Using a skimmer to “remove the floating proteins” is not recommended in freshwater aquariums. The water movement at the surface needs to be slow for these to work. “Slow” water movement at the surface means poor aeration, which is very unhealthy for the fish. There is also no such thing as “floating protein” in a freshwater aquarium (floating bacteria, fats and oils, yes, floating protein no). And the skimmer is taking the most oxygenated water in the aquarium and sending it to the filter.
There was a video of a hobbyist who was using a skimmer in their aquarium. They were pointing the filter return down into the aquarium to keep the surface flow minimized for the surface skimmer. Now if they had a sump filter with a trickle filter they were fine, they had a good aeration point in their system.
If they had a submersed static media bed such as a canister filter they were in for a disaster. They had no place where they were doing aeration. Never combine a “calm water” skimmer with a canister filter or a submerged static media sump filter. An aquarium needs aeration if it has any significant number of fish in it.
Spray bars can be effective if the pump that creates the “spray” is powerful enough to create a true high-velocity jet of water. That water is aimed tangentially at the surface of the water one inch or so above the waterline of the aquarium. Unfortunately, many canister pumps don’t have a high enough pressure and the spray bar becomes a “dribble” bar. “Dribble” bars don’t aerate well.
Also, note that the pumps for most commercial aquarium filters are not high-pressure pumps. A spray bar resists flow. It creates a “head”. So the low-pressure pumps have real problems if coupled with spray bars. This head will significantly reduce the flow through all the standard filter setups that use spray bars. Most spray bars are also very noisy if they are placed above the water line of the aquarium.
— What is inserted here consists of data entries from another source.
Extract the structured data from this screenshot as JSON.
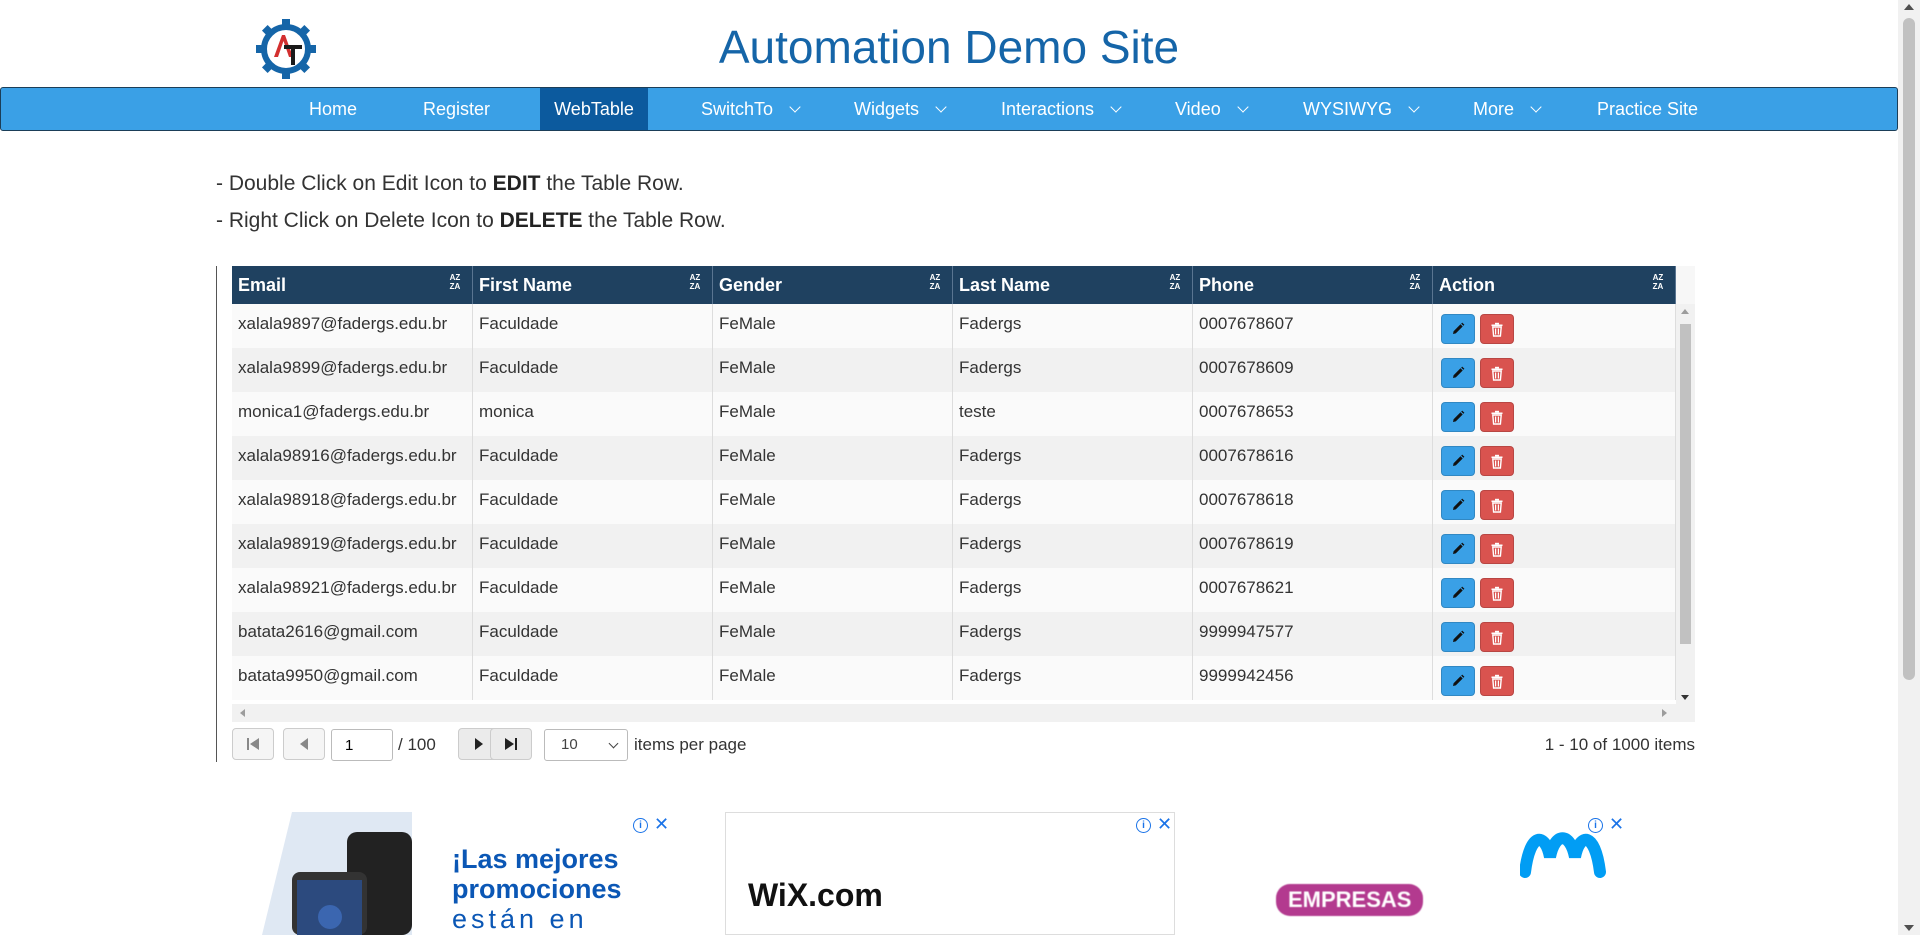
{
  "site": {
    "title": "Automation Demo Site"
  },
  "nav": {
    "items": [
      {
        "label": "Home",
        "has_dropdown": false,
        "active": false
      },
      {
        "label": "Register",
        "has_dropdown": false,
        "active": false
      },
      {
        "label": "WebTable",
        "has_dropdown": false,
        "active": true
      },
      {
        "label": "SwitchTo",
        "has_dropdown": true,
        "active": false
      },
      {
        "label": "Widgets",
        "has_dropdown": true,
        "active": false
      },
      {
        "label": "Interactions",
        "has_dropdown": true,
        "active": false
      },
      {
        "label": "Video",
        "has_dropdown": true,
        "active": false
      },
      {
        "label": "WYSIWYG",
        "has_dropdown": true,
        "active": false
      },
      {
        "label": "More",
        "has_dropdown": true,
        "active": false
      },
      {
        "label": "Practice Site",
        "has_dropdown": false,
        "active": false
      }
    ],
    "bg_color": "#3aa0e6",
    "active_color": "#0c5a9e"
  },
  "instructions": [
    {
      "prefix": "- Double Click on Edit Icon to ",
      "bold": "EDIT",
      "suffix": " the Table Row."
    },
    {
      "prefix": "- Right Click on Delete Icon to ",
      "bold": "DELETE",
      "suffix": " the Table Row."
    }
  ],
  "table": {
    "columns": [
      "Email",
      "First Name",
      "Gender",
      "Last Name",
      "Phone",
      "Action"
    ],
    "header_color": "#1f4160",
    "rows": [
      [
        "xalala9897@fadergs.edu.br",
        "Faculdade",
        "FeMale",
        "Fadergs",
        "0007678607"
      ],
      [
        "xalala9899@fadergs.edu.br",
        "Faculdade",
        "FeMale",
        "Fadergs",
        "0007678609"
      ],
      [
        "monica1@fadergs.edu.br",
        "monica",
        "FeMale",
        "teste",
        "0007678653"
      ],
      [
        "xalala98916@fadergs.edu.br",
        "Faculdade",
        "FeMale",
        "Fadergs",
        "0007678616"
      ],
      [
        "xalala98918@fadergs.edu.br",
        "Faculdade",
        "FeMale",
        "Fadergs",
        "0007678618"
      ],
      [
        "xalala98919@fadergs.edu.br",
        "Faculdade",
        "FeMale",
        "Fadergs",
        "0007678619"
      ],
      [
        "xalala98921@fadergs.edu.br",
        "Faculdade",
        "FeMale",
        "Fadergs",
        "0007678621"
      ],
      [
        "batata2616@gmail.com",
        "Faculdade",
        "FeMale",
        "Fadergs",
        "9999947577"
      ],
      [
        "batata9950@gmail.com",
        "Faculdade",
        "FeMale",
        "Fadergs",
        "9999942456"
      ]
    ],
    "sort_icon": "az-sort-icon",
    "edit_icon": "pencil-icon",
    "delete_icon": "trash-icon",
    "edit_color": "#3aa0e6",
    "delete_color": "#d9534f"
  },
  "pager": {
    "current_page": "1",
    "total_pages": "/ 100",
    "page_size": "10",
    "page_size_label": "items per page",
    "info": "1 - 10 of 1000 items"
  },
  "ads": [
    {
      "text_lines": [
        "¡Las mejores",
        "promociones",
        "están en"
      ],
      "brand": ""
    },
    {
      "text_lines": [],
      "brand": "WiX.com"
    },
    {
      "text_lines": [],
      "brand": "EMPRESAS"
    }
  ]
}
If one finds a pump powerful enough to overcome the head of the spray bar, we recommend putting the spray bar below the waterline. Place the spray bar aimed up at 30 degrees or so to create a large area of “choppy waves” and good aeration.
Source: Aquariumscience.org – David Bogert